An increased interest in adaptation studies in the early 21st century has generated countless discussions about rethinking adaptations as well as the field of adaptation studies as a whole. The impression has often been voiced, for instance by Thomas Leitch in his essay for the inaugural issue of the journal Adaptation, that adaptation studies is “at a crossroads,” in which its methodology and material are in transition from the discipline’s humble novel-to-film-studies beginnings to a broader, if somewhat unclear, future. As part of a moment in the field's history, in which scholars repeatedly state ambitious research agendas, Linda Hutcheon has likewise described adaptation studies as moving “well beyond [its] familiar film/ performance focus” and on to readings that highlight the politics of our time, the “indigenization” of adaptations, and approaches that question notions of priority and anteriority in unprecedented ways.
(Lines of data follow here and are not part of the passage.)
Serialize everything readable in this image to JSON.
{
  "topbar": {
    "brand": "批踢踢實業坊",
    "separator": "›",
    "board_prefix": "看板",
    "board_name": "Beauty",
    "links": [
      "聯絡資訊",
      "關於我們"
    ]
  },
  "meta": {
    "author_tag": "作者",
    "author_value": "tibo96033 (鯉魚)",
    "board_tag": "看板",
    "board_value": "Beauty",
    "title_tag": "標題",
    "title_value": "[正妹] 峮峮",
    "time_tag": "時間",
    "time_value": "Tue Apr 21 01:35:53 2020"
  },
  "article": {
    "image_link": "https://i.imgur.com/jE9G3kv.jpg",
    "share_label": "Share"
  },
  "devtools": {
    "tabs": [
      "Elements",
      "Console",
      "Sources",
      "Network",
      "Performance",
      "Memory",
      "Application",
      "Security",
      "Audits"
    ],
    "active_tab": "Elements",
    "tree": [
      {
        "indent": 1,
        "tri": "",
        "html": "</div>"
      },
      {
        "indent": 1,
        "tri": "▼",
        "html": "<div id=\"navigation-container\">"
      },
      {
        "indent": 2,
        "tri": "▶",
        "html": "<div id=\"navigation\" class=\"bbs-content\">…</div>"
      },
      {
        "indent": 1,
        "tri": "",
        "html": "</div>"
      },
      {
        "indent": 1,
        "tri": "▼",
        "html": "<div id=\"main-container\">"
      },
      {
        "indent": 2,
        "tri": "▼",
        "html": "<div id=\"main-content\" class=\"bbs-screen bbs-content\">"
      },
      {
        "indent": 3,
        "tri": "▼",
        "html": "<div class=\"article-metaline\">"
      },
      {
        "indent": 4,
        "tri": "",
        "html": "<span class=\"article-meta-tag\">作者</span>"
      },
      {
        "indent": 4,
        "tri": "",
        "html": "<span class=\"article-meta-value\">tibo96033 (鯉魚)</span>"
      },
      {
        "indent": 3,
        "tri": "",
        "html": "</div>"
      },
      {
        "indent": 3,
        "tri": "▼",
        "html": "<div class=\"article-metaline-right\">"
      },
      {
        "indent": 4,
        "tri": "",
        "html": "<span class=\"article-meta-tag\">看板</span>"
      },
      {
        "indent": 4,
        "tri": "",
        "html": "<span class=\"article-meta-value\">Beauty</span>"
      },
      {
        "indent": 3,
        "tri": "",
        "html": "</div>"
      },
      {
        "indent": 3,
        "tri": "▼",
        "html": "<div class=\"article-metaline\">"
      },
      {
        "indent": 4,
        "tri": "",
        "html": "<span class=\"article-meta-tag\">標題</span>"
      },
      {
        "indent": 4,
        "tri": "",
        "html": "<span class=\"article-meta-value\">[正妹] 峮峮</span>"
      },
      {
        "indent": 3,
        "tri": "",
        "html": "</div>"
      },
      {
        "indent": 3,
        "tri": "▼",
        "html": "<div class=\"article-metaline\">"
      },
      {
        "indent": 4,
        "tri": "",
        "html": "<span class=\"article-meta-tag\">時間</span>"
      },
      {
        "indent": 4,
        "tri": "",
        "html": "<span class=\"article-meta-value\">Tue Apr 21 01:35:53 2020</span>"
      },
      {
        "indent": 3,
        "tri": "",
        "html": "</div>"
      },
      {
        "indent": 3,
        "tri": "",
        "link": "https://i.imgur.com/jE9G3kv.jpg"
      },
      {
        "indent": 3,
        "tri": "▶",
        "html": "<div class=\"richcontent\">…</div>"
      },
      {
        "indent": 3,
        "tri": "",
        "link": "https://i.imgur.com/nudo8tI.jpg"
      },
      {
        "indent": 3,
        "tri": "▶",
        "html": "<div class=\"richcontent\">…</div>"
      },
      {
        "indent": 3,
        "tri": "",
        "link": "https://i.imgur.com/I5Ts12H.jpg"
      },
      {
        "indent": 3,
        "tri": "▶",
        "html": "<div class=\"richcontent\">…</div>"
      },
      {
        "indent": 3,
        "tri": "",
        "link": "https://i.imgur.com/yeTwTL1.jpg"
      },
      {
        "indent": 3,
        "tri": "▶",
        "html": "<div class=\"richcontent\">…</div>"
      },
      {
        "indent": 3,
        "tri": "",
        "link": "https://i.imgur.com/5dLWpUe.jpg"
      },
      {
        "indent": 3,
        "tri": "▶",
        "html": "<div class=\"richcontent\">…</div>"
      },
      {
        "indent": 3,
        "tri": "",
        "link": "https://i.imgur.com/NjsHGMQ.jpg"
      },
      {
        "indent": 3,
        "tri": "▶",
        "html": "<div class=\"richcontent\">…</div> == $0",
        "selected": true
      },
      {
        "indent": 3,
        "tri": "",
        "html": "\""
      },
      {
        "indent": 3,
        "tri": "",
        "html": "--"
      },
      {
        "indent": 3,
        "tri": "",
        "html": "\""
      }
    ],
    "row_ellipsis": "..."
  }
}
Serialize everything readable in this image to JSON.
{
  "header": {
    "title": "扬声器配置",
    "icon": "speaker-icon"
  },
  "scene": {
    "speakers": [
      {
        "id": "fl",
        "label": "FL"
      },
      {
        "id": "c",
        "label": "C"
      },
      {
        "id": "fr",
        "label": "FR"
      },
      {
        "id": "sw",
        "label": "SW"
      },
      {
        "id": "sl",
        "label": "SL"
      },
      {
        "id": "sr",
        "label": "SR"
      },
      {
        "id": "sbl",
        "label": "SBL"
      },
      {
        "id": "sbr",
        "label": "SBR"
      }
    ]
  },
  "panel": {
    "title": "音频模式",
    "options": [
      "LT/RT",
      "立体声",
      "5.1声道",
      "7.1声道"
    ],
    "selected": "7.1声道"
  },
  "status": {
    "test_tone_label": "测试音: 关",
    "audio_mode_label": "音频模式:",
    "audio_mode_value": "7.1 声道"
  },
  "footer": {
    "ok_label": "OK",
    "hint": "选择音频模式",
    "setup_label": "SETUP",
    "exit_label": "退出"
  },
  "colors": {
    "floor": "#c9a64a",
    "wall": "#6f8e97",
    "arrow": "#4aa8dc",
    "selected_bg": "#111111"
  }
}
There is, however, another major change – the elephant in the room of adaptation studies, so to speak: since adaptation, at least in its most common understanding, describes the transposition of a story or its elements from one medium to another, it is necessarily bound to questions of mediality and remediation. Therefore, one of the most important new developments in adaptation studies is constituted by the shift in the global mediascape in light of the rise of digital media since the 1980s and the spread of the internet since the 1990s. This transformation amounts to nothing less than a shift from a largely analog, localized, image- and text-based “Gutenberg Galaxy” to a more rapidly disseminating mixed analog-digital environment. It is a moment that forces us, once again, to re-examine notions of authorship, control, audiences, sources and adaptations, as well as interactions between medium and consumer, or between consumers and producers. This volume sets out to explore how these shifts relate to adaptation studies and what they mean for the field. It does so by examining new forms of adaptations and their cultural embeddedness both theoretically and analytically, with the help of a range of texts constituting some of the major new forms of adaptations and adaptation environments that have arisen in the wake of the rise of digital media.